Lost World Caverns, located just outside of Lewisburg, West Virginia, is an underground natural series of caverns. In November 1973, the caverns were registered as a National Natural Landmark as they "feature terraced pedestal-like stalagmites, flowstone, curtains, rimstone, domepits, and waterfalls."
Originally named "Grapevine Cave", the only entrance was a long vertical drop into which farmers used to dump dead livestock and other trash. Virginia Polytechnical Institute "discovered" the cave in 1942. It was surveyed in the 1960s and found to contain over a mile of interconnected passages that reach a depth of 235 feet below the surface. In 1967, the remains of a prehistoric cave bear (Arctodus pristinus) were unearthed in the cave.
The "walking" tour section of the cave consists of a large chamber (1000 feet long, 300 feet wide, and 120 feet high) with many formations like the Bridal Veil, Goliath, Snowy Chandelier, Ice Cream Wall, Castle and, perhaps the most storied, the War Club, where Bob Addis made it into the Guinness Book of World Records by sitting atop the 28-foot formation for nearly 16 days. In addition to the "walking" tour, one can opt for a rougher guided "wild" tour through the remote sections of the cave, visiting sights like the Angel's Roost, Birth Canal, Keyhole, Glitter Pits, the Hall of the Mountain King and other passages and formations.
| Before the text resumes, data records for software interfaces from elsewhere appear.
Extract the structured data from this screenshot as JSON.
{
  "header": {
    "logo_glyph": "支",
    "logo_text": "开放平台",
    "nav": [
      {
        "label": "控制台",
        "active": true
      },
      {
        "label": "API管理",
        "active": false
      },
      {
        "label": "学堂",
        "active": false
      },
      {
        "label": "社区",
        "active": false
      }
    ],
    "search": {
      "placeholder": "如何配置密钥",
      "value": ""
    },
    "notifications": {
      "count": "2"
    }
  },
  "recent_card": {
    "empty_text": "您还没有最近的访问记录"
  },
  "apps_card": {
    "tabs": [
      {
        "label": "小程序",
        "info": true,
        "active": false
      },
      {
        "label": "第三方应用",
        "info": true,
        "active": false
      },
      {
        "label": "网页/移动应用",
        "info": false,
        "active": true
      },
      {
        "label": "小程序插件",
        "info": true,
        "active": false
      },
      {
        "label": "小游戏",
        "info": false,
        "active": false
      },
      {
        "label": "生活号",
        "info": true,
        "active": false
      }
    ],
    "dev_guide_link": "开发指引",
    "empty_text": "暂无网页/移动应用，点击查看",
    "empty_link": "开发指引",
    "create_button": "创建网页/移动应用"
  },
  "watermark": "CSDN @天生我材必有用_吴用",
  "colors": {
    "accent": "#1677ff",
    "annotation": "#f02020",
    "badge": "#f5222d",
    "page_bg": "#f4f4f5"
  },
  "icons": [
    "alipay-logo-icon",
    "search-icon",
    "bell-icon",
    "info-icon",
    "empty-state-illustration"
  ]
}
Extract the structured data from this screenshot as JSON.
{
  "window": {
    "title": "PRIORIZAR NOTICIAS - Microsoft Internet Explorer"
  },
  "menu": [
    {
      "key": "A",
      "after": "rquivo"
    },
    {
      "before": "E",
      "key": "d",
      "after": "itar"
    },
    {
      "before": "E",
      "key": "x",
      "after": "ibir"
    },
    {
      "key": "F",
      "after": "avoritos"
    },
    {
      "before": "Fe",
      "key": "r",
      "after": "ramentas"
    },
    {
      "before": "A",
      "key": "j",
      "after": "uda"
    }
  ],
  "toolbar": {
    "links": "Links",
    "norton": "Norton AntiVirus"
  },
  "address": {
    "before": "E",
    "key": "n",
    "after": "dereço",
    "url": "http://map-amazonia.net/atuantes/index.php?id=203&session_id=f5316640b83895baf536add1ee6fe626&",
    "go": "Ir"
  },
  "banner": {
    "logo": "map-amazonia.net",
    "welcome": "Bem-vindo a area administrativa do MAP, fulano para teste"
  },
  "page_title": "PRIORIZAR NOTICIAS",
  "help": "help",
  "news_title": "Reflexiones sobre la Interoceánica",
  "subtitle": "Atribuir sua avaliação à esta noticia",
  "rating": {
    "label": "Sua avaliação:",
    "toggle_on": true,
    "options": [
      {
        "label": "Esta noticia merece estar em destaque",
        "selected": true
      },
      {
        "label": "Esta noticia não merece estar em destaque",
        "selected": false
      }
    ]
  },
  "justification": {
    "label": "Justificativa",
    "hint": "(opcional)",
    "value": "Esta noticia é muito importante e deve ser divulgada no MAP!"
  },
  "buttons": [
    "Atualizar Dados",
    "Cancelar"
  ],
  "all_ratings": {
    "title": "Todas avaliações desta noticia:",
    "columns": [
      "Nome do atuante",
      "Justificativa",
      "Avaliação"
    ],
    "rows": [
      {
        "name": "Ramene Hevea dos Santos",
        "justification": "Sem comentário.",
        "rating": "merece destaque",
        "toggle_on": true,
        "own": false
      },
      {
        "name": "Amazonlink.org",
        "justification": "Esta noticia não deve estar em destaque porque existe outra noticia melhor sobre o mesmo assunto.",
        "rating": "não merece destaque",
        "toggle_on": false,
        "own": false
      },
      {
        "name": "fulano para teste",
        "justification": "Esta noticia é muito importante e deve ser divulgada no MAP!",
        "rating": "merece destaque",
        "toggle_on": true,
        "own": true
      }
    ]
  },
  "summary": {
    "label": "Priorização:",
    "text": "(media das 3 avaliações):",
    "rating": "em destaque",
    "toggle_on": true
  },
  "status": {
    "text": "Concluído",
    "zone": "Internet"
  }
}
Lost World Caverns is a public-accessible cave for those who want to experience and understand the karst topography within the Greenbrier River watershed. Environmental interests such as local schools and the Greenbrier River Watershed Association encourage the public to take educational tours in order to understand the unique relationship between surface water and groundwater. Surrounded by farmland on all sides, the cave interacts with a constant influx of air, water, clastic and other additives and pollutants. As part of Greenbrier County's karst plateau or "Great Savannah" where the average number of sinkholes are 18 per square kilometer, the cave system has much to offer the curious and the ongoing scientist.
There are wooden walkways and the option of wild caving in the deeper "wild" portions of the system. The cave drains into the Greenbrier River at Fort Spring through the Davis Spring, and there is much to be discovered about the underlying aquifers and science behind this drainage. The public tour section contains a stratum of hex (six-sided) stones. Cavers on the Wild Tour are asked to respect the encroaching threat of white nose syndrome in the Appalachian bat population, and perform sterilization protocols with their gear and clothing before they come in.
The site is open daily, except for holidays such as Thanksgiving, Christmas Day, and New Year's Day. Currently, the standard self-guided tour rates are as follows: adults: $12, children 6–12: $6, under 6 free. If planning to visit, one should wear shoes with sufficient tread and dress for a temperature of 52 degrees F.